Environmentalists and some residents of coastal communities are fighting a proposed liquefied natural gas transfer point in the waters off New York and New Jersey, saying it could endanger the environment and be a tempting target for terrorists.
But Canada-based Liberty Natural Gas LLC says the proposal to develop the deep-water docking station known as Port Ambrose will help bring in more supplies of clean energy and lower some of the most expensive home heating bills in the nation.
The docking station about 19 miles off Jones Beach on Long Island, and 29 miles off Long Branch, New Jersey, would serve as a transfer port for ships carrying the liquefied natural gas to unload and pump the gas to New York City and Long Island. If approved, the port would be up and running in 2018.
"You're never going to see the ship; you're not going to be aware of it," said the company's president, Roger Whelan.
The federal Maritime Administration is currently reviewing Liberty's application, but environmentalists are urging Gov. Andrew Cuomo and Chris Christie to veto the proposal, arguing it is dangerous and unnecessary. If either governor objects, federal regulations require the agency to deny Liberty's application. The timing for a final decision remains unclear.

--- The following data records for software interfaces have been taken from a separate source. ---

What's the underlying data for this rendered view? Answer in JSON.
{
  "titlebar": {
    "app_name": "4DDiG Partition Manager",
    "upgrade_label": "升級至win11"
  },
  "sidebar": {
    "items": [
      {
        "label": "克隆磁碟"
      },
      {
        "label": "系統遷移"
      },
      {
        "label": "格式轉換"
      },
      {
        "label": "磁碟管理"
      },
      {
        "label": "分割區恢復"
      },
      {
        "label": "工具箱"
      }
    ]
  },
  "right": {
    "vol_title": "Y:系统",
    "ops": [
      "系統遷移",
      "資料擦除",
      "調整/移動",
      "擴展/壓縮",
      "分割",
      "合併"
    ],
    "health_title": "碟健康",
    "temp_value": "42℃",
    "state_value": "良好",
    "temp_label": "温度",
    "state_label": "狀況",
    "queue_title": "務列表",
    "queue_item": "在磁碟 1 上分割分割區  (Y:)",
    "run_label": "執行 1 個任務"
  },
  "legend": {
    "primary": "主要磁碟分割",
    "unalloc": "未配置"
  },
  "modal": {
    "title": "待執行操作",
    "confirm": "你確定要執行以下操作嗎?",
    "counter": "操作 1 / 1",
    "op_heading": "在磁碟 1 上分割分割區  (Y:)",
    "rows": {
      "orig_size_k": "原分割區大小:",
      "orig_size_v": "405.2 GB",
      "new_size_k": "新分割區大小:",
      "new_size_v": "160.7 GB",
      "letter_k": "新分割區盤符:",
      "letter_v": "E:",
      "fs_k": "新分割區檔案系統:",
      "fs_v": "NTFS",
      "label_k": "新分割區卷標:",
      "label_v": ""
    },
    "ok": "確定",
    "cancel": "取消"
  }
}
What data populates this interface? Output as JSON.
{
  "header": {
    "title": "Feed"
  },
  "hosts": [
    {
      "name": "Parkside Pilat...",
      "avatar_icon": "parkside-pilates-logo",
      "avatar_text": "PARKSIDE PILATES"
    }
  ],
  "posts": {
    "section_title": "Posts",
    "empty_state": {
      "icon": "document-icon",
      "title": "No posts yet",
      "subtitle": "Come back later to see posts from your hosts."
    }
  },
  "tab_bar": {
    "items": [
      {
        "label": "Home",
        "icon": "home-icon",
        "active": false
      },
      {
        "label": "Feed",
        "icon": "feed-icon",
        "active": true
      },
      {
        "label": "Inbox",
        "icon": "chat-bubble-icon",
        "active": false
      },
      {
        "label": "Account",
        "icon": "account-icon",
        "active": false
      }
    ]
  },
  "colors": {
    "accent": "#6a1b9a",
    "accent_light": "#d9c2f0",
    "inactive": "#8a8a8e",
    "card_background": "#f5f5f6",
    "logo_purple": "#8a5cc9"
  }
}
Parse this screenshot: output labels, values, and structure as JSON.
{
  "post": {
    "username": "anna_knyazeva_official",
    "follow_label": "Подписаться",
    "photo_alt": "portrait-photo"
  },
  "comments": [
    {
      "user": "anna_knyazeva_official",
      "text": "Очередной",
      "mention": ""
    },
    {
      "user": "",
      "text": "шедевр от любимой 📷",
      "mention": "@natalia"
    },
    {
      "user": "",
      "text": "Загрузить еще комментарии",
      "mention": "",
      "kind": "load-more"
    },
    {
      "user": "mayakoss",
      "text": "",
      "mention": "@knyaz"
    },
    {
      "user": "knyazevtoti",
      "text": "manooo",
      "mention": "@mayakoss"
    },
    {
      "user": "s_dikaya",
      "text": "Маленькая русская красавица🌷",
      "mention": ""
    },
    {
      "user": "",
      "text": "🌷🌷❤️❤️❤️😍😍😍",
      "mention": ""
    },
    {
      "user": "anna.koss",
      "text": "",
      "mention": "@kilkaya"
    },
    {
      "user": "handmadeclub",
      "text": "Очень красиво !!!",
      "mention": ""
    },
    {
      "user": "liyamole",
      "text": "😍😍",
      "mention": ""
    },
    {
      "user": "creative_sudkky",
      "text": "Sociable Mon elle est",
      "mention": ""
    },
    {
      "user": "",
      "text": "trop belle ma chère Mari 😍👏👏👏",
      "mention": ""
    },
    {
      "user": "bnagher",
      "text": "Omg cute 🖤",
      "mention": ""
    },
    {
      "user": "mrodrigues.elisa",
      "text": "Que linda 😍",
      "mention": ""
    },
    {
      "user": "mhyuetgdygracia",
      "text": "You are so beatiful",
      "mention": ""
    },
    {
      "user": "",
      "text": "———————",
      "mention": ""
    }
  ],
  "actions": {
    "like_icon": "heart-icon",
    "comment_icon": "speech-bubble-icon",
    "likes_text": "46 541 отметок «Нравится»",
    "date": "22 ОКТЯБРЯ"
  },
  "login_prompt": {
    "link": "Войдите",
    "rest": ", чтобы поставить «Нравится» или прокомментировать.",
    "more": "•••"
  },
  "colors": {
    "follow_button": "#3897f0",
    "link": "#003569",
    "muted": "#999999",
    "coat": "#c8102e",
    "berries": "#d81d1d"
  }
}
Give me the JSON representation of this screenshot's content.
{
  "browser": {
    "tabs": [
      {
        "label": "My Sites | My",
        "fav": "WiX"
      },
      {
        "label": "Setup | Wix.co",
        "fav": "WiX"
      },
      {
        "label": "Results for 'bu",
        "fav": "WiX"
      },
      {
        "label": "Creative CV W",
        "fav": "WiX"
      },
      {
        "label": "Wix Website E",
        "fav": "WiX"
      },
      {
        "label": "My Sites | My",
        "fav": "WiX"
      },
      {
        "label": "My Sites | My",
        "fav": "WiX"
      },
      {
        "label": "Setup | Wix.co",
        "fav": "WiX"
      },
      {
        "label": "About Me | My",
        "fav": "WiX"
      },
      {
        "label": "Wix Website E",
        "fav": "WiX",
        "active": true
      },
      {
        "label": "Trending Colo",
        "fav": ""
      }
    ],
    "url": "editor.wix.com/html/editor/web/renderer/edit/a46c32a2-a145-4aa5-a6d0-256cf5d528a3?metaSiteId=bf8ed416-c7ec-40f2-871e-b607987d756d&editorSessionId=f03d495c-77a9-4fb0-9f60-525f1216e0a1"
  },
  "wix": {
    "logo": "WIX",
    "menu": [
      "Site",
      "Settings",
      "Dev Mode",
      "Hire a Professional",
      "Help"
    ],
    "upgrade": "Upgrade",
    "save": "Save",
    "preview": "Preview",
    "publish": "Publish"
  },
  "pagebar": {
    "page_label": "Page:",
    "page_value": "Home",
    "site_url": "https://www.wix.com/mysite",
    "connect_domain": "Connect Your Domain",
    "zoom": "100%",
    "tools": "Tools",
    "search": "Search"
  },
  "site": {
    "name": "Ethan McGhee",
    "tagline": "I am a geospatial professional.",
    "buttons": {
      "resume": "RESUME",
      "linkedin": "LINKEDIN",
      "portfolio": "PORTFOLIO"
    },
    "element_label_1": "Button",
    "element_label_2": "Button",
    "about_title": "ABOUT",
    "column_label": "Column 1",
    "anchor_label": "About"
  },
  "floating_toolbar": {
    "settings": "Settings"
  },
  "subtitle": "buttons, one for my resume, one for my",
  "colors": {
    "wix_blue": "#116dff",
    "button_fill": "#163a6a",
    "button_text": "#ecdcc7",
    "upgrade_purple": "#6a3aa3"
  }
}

Christie vetoed a prior version of the proposal in 2011 and vowed at the time that his "opposition to this will continue as long as I'm governor." Cuomo said last month there were "serious questions" lingering around the project. A spokeswoman for Cuomo told The Associated Press on Friday that the project is "still under review."
Officials have held a series of public hearings, which at times have been overrun by protesters shouting for the governors to take action. At one of the final hearings for the project earlier this week, protesters arrived by the busload donning t-shirts and signs that read: "Cuomo Veto Port Ambrose."
"This is terribly dangerous," said Jessica Roff, who traveled from Brooklyn to attend the hearing "It's volatile, it's dangerous, it's a terrorist threat."
"They keep saying there's going to be no real impacts, but nobody really believes that," she said. "There's nothing about it that's good."
The same sentiment was echoed by those who attended the public hearings in New Jersey.
"They call it Liberty Natural Gas, but with this project, it's the opposite," said Jeff Tittel, director of the New Jersey Sierra Club. "Patrick Henry famously said, 'Give me liberty or give me death.' With this proposal, we may get both. If there is a storm or accident, this is a giant bomb off our coast."
But Whelan says many of the people opposing the project are misguided and acting out of fear. He argues that a federal environmental study on the proposal discounts any thought the port presents any type of safety risk. He said it had been studied by law enforcement officials and that a required 500 meter safety zone would keep other vessels away.
"The facts matter," Whelan said. "This is not a security risk."
Whelan also vowed the $600 million project would be used solely to bring liquefied natural gas into the country and not to export it — a fear brought up by many opponents.
Long Beach resident Brett Blau said he's concerned the proposed docking station will hamper Long Island's fishing industry and erode the ocean floor.
"I suppose the overriding reason not to have it is we don't need it," he said. "It makes absolutely no sense."
Liberty contends that because long-haul pipelines originate in the Gulf of Mexico and Western Canada, most of the country's natural gas supply is used up before it makes its way to the New York metropolitan area in the winter months, driving up prices. The U.S. Energy Information Administration says New Yorkers consumed about 1.3 trillion cubic feet of natural gas in 2014.
The company says the proposed port would allow them to inject gas into the existing pipeline system, feeding the supply in New York City and Long Island, which would result in lower prices. It isn't the only proposal on the table, however: Several land-based pipeline projects are also in the works, including two planned to start bringing cheap natural gas to New York City from the prolific Marcellus Shale wells of Pennsylvania by Port Ambrose's 2018 goal.
Liberty says the project will be able to deliver about 400 million cubic feet per day, resolving a bottleneck and bringing lower prices to the region without being unsightly.
"A ship will come to the mooring, that's 20 miles off shore, roughly 10 times during the winter and re-gasify its liquid cargo and deliver it to the existing pipeline structure," Whelan said. "You'll see the pricing benefit. You'll never see the ships."